Something similar to what happened in a Guangzhou restaurant in January. Why did 10 people end up infected, if some sat more than two meters from the sick person? Air conditioning recirculating It seems to have served to get those droplets to three tables, the ones he had online.
One of the nearby tables, even possibly affected by the current from the air conditioning, did not register infections. Barely coincided 18 minutes with the infected person, compared to more than 45 minutes from other diners.
Something similar occurs with coaches with relatively long journeys, recirculating air and proximity between travelers. It is the same question that planes pose. Aircraft manufacturers, however, have been quick to remember that they are equipped with filters and the air is renewed.
Although in China it was observed (preliminarily) that a third of the initial infections occurred in public transport, in Tokyo so far there has not been a single regrowth associated with the commuter train or subway. Experts point out that wearing masks and not speaking during trips, which are not long, can help protect passengers from infection.
The longer the worse, only indoors
Dr. Lloyd-Smith, this year has dedicated part of his research to observe to what extent the air that we exhale It can spread to other people, in case we have SARS-CoV-2 in our throat.
Basically, he did an experiment that showed how someone’s respiratory sprays can get floating up to 3 hours. But every minute that passes they lose infectious capacity. Microdroplets also fall on surfaces, where they were found to hold up relatively well on plastics and steel, and far worse on copper.
Many drops and very loaded with viruses
What is the minimum amount of virus to inhale to allow SARS-CoV-2 infection? We still don’t know exactly. But it does not seem irrelevant the fact of joining with the respiratory droplets of someone particularly loaded with viruses. Someone who participates in so-called super-contagion events.
The phenomenon, described by James Lloyd-Smith (UCLA) in Nature in 2005, allows us to measure how uniformly the epidemic progresses. As Monica G. Salomone recalls in Sinc, the most extreme case identified is that of patient 31 from South Korea. He had attended several religious meetings in February and in a few days more than 5,000 contagions were recorded in the town of Daegu.
In a very precise work, but full of limitations, Giorgoo Buonanno calculated that in the smallest droplets, those capable of perhaps floating, there would be only 0.236 particles per cubic centimeter.
How much virus in the droplet does it take to get infected? It has not yet been clearly measured.

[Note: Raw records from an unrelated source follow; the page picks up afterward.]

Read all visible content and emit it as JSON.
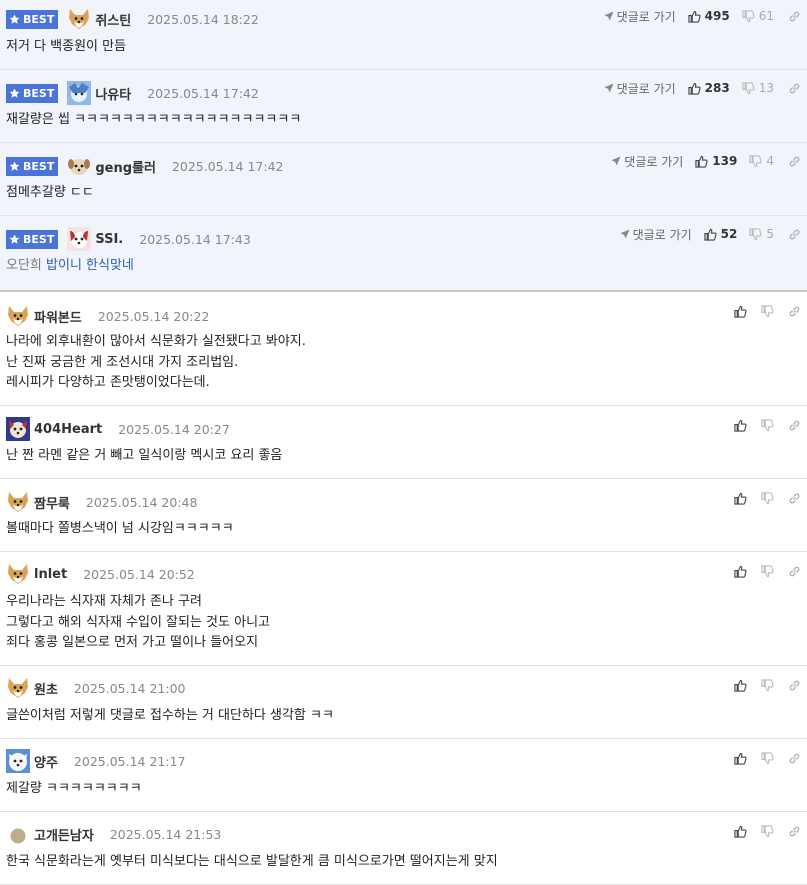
{
  "ui": {
    "best_label": "BEST",
    "reply_label": "댓글로 가기"
  },
  "best_comments": [
    {
      "nick": "쥐스틴",
      "date": "2025.05.14 18:22",
      "text": "저거 다 백종원이 만듬",
      "up": "495",
      "down": "61",
      "avatar": "shiba-avatar"
    },
    {
      "nick": "나유타",
      "date": "2025.05.14 17:42",
      "text": "재갈량은 씹 ㅋㅋㅋㅋㅋㅋㅋㅋㅋㅋㅋㅋㅋㅋㅋㅋㅋㅋㅋ",
      "up": "283",
      "down": "13",
      "avatar": "blue-character-avatar"
    },
    {
      "nick": "geng룰러",
      "date": "2025.05.14 17:42",
      "text": "점메추갈량 ㄷㄷ",
      "up": "139",
      "down": "4",
      "avatar": "puppy-avatar"
    },
    {
      "nick": "SSI.",
      "date": "2025.05.14 17:43",
      "text_plain": "오단희",
      "text_link": "밥이니 한식맞네",
      "up": "52",
      "down": "5",
      "avatar": "red-dog-avatar"
    }
  ],
  "comments": [
    {
      "nick": "파워본드",
      "date": "2025.05.14 20:22",
      "lines": [
        "나라에 외후내환이 많아서 식문화가 실전됐다고 봐야지.",
        "난 진짜 궁금한 게 조선시대 가지 조리법임.",
        "레시피가 다양하고 존맛탱이었다는데."
      ],
      "avatar": "shiba-avatar"
    },
    {
      "nick": "404Heart",
      "date": "2025.05.14 20:27",
      "lines": [
        "난 짠 라멘 같은 거 빼고 일식이랑 멕시코 요리 좋음"
      ],
      "avatar": "heart-dog-avatar"
    },
    {
      "nick": "짬무룩",
      "date": "2025.05.14 20:48",
      "lines": [
        "볼때마다 쫄병스낵이 넘 시강임ㅋㅋㅋㅋㅋ"
      ],
      "avatar": "shiba-avatar"
    },
    {
      "nick": "lnlet",
      "date": "2025.05.14 20:52",
      "lines": [
        "우리나라는 식자재 자체가 존나 구려",
        "그렇다고 해외 식자재 수입이 잘되는 것도 아니고",
        "죄다 홍콩 일본으로 먼저 가고 떨이나 들어오지"
      ],
      "avatar": "shiba-avatar"
    },
    {
      "nick": "원초",
      "date": "2025.05.14 21:00",
      "lines": [
        "글쓴이처럼 저렇게 댓글로 접수하는 거 대단하다 생각함 ㅋㅋ"
      ],
      "avatar": "shiba-avatar"
    },
    {
      "nick": "양주",
      "date": "2025.05.14 21:17",
      "lines": [
        "제갈량 ㅋㅋㅋㅋㅋㅋㅋㅋ"
      ],
      "avatar": "white-dog-avatar"
    },
    {
      "nick": "고개든남자",
      "date": "2025.05.14 21:53",
      "lines": [
        "한국 식문화라는게 옛부터 미식보다는 대식으로 발달한게 큼 미식으로가면 떨어지는게 맞지"
      ],
      "avatar": "default-avatar"
    }
  ],
  "colors": {
    "best_bg": "#f1f4fb",
    "badge": "#4a74d8",
    "link": "#2a5fb8"
  }
}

This author uses the model of the first SARS, but it is not so clear that they are comparable, given the highly contagious nature of the new coronavirus.
The professor of physics at Cassino University believes that the measures imposed in most countries with improved ventilation, as well as reduced exposure times «have reduced the contagion values between 80 and 90%«.